Poignant account of an unexpectedly homeless man’s road to rebirth, accompanied by his trusty canine companion.

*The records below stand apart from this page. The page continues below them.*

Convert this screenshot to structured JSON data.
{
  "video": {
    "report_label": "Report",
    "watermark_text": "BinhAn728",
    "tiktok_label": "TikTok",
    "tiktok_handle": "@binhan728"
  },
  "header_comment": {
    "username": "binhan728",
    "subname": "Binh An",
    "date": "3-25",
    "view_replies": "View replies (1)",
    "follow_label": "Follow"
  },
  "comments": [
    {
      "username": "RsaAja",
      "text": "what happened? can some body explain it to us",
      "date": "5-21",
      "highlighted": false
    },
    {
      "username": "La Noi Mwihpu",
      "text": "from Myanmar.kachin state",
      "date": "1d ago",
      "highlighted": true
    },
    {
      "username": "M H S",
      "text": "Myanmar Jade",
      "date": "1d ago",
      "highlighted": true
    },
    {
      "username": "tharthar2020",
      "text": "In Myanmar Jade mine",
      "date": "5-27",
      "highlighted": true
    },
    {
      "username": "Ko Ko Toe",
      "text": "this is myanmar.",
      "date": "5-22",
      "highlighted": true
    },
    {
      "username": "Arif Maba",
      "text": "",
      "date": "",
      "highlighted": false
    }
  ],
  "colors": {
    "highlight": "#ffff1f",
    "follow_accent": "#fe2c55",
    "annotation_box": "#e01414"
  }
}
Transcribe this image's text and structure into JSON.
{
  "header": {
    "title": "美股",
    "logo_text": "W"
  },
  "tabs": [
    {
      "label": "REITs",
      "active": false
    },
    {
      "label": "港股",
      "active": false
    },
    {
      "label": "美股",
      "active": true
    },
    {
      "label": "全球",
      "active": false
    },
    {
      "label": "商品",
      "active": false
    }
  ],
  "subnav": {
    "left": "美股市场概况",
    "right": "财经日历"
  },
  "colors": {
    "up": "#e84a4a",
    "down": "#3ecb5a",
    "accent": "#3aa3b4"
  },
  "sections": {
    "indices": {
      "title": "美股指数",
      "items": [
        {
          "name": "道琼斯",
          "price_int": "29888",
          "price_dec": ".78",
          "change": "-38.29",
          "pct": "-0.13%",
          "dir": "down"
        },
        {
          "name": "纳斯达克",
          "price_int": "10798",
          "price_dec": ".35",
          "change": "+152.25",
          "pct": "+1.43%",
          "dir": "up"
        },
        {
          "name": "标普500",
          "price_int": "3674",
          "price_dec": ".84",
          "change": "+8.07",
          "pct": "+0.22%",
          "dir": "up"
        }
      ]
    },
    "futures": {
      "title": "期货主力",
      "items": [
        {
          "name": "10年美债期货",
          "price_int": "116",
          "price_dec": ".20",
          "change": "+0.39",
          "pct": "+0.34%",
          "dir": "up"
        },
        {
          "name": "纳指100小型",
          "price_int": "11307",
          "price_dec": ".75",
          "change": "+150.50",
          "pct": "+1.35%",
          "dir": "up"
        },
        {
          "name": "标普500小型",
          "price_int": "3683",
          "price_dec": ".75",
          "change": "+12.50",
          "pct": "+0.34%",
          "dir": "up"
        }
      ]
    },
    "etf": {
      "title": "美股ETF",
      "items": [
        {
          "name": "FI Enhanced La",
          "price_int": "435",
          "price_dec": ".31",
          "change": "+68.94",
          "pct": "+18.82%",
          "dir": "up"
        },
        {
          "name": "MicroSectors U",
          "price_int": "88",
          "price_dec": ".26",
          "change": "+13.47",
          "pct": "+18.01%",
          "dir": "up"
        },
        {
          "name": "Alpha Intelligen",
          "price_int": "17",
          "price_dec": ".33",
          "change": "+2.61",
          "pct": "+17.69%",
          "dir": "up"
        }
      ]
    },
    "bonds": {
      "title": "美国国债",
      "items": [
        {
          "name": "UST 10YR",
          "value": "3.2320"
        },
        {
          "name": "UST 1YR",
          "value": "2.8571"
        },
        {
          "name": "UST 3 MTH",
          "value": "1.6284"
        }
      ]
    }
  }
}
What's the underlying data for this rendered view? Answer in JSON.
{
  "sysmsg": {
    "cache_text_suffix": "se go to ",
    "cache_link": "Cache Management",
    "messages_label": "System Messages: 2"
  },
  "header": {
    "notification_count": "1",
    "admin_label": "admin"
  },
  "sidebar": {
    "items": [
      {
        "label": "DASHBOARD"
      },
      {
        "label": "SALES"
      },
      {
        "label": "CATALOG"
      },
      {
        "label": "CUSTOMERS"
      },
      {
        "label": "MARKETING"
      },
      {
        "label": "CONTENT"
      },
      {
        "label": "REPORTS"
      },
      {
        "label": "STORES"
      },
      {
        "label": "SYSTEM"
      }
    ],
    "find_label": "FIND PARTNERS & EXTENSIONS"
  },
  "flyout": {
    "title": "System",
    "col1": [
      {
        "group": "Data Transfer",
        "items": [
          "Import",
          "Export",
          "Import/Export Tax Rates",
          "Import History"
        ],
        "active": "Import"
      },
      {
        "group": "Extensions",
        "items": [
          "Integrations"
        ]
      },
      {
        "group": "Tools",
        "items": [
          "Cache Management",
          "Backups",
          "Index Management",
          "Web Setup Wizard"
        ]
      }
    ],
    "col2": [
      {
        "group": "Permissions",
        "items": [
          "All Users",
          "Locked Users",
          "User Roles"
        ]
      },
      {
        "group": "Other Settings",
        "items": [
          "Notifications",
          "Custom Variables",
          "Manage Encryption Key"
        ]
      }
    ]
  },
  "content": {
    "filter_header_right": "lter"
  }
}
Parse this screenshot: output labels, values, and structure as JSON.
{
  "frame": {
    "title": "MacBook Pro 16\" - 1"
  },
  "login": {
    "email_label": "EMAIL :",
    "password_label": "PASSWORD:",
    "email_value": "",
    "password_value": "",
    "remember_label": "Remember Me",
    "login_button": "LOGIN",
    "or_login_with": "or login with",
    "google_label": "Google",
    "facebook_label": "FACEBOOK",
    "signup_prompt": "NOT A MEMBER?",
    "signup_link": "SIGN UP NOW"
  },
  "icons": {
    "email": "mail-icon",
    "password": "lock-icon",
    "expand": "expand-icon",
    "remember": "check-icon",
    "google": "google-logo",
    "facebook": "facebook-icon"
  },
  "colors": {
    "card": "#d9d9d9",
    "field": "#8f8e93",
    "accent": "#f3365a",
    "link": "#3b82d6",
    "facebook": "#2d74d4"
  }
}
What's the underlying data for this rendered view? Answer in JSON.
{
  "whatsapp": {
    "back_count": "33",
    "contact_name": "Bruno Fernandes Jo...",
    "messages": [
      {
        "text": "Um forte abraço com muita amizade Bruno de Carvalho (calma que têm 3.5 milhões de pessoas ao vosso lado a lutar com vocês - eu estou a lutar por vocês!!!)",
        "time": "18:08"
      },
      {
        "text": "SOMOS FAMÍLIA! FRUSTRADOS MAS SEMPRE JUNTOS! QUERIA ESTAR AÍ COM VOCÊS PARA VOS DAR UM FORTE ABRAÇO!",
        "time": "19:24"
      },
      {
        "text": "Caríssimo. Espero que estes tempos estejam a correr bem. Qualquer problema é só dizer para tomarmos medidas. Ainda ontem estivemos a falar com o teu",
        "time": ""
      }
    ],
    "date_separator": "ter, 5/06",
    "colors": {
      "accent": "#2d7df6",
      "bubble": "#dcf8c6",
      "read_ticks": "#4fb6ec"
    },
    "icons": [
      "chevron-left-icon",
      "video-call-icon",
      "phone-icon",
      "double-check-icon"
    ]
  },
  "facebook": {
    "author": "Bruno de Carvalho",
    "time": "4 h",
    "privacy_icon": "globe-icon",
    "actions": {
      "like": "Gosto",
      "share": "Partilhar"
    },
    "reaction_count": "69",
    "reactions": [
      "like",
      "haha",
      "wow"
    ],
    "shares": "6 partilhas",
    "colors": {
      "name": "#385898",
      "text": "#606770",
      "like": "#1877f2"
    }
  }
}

In a startling reversal of fortune, LeMieux lost an affluent lifestyle beneath the collapse of his publishing business and mountains of delinquent loans. His memoir begins with the author in line for food at the Salvation Army (“Sally’s”) in rural Washington on the day after Christmas 2002. For six months, LeMieux had been living in an old, dirty van with his faithful, ten-pound Bichon Frise, Willow. He’d had enough: Cold, hungry and desperately alone, he drove to a bridge and stood poised to jump, but his suicide attempt was thwarted by intuitive Willow, who barked and scratched from inside the van. Instead of taking his own life, LeMieux learned to rely on the kindness and generosity of strangers to help him live hand-to-mouth until his luck turned. Flashbacks tell the history of his former moneyed lifestyle, his mother’s death from cancer and various bittersweet family gatherings. Time spent in the safe haven of the public library, in church parking lots, on park benches, inside dumpsters and begging in front of upscale shops he’d patronized in better days, found the author in the company of some eccentric characters like “C,” who provided reliable friendship and sage wisdom on street life. After a few ill-conceived housing arrangements and a year and a half on the streets, LeMieux’s struggles finally began to ease with the help of a few compassionate and charitable churchgoers. Written on a discarded manual typewriter, his story is stirring. Never overbearing or self-absorbed, LeMieux is eternally grateful to everyone he came in contact with after having been “crushed by the rigors of life.” His feel-good chronicle will have readers counting their blessings as well.
Readable and thoroughly life-affirming.